EXERCISE INSTRUCTIONS:
Here is a listing; restate all of it exactly.

EXTRACTED MATERIAL:
┌────────

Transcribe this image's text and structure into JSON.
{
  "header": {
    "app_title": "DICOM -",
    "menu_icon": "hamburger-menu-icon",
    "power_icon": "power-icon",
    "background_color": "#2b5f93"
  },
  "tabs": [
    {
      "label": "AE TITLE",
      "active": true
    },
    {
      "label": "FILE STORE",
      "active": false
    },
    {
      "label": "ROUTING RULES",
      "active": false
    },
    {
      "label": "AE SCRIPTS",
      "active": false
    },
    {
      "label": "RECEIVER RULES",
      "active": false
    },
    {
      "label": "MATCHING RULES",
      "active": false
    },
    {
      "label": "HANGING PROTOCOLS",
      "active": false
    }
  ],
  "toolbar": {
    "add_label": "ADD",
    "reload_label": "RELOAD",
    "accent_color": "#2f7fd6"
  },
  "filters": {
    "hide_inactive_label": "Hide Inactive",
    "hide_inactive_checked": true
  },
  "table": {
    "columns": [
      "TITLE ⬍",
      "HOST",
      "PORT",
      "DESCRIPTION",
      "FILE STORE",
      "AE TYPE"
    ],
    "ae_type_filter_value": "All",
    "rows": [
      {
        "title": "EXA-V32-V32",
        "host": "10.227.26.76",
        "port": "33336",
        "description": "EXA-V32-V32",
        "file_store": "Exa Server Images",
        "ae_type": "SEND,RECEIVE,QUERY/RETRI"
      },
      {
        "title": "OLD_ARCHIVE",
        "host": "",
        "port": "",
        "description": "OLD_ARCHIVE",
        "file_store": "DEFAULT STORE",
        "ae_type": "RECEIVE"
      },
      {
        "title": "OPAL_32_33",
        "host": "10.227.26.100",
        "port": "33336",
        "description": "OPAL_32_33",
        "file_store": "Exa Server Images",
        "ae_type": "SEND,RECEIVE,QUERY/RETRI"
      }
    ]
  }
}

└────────

RESPONSE:
Transcribe this image's text and structure into JSON.
{
  "header": {
    "app_title": "DICOM -",
    "menu_icon": "hamburger-menu-icon",
    "power_icon": "power-icon",
    "background_color": "#2b5f93"
  },
  "tabs": [
    {
      "label": "AE TITLE",
      "active": true
    },
    {
      "label": "FILE STORE",
      "active": false
    },
    {
      "label": "ROUTING RULES",
      "active": false
    },
    {
      "label": "AE SCRIPTS",
      "active": false
    },
    {
      "label": "RECEIVER RULES",
      "active": false
    },
    {
      "label": "MATCHING RULES",
      "active": false
    },
    {
      "label": "HANGING PROTOCOLS",
      "active": false
    }
  ],
  "toolbar": {
    "add_label": "ADD",
    "reload_label": "RELOAD",
    "accent_color": "#2f7fd6"
  },
  "filters": {
    "hide_inactive_label": "Hide Inactive",
    "hide_inactive_checked": true
  },
  "table": {
    "columns": [
      "TITLE ⬍",
      "HOST",
      "PORT",
      "DESCRIPTION",
      "FILE STORE",
      "AE TYPE"
    ],
    "ae_type_filter_value": "All",
    "rows": [
      {
        "title": "EXA-V32-V32",
        "host": "10.227.26.76",
        "port": "33336",
        "description": "EXA-V32-V32",
        "file_store": "Exa Server Images",
        "ae_type": "SEND,RECEIVE,QUERY/RETRI"
      },
      {
        "title": "OLD_ARCHIVE",
        "host": "",
        "port": "",
        "description": "OLD_ARCHIVE",
        "file_store": "DEFAULT STORE",
        "ae_type": "RECEIVE"
      },
      {
        "title": "OPAL_32_33",
        "host": "10.227.26.100",
        "port": "33336",
        "description": "OPAL_32_33",
        "file_store": "Exa Server Images",
        "ae_type": "SEND,RECEIVE,QUERY/RETRI"
      }
    ]
  }
}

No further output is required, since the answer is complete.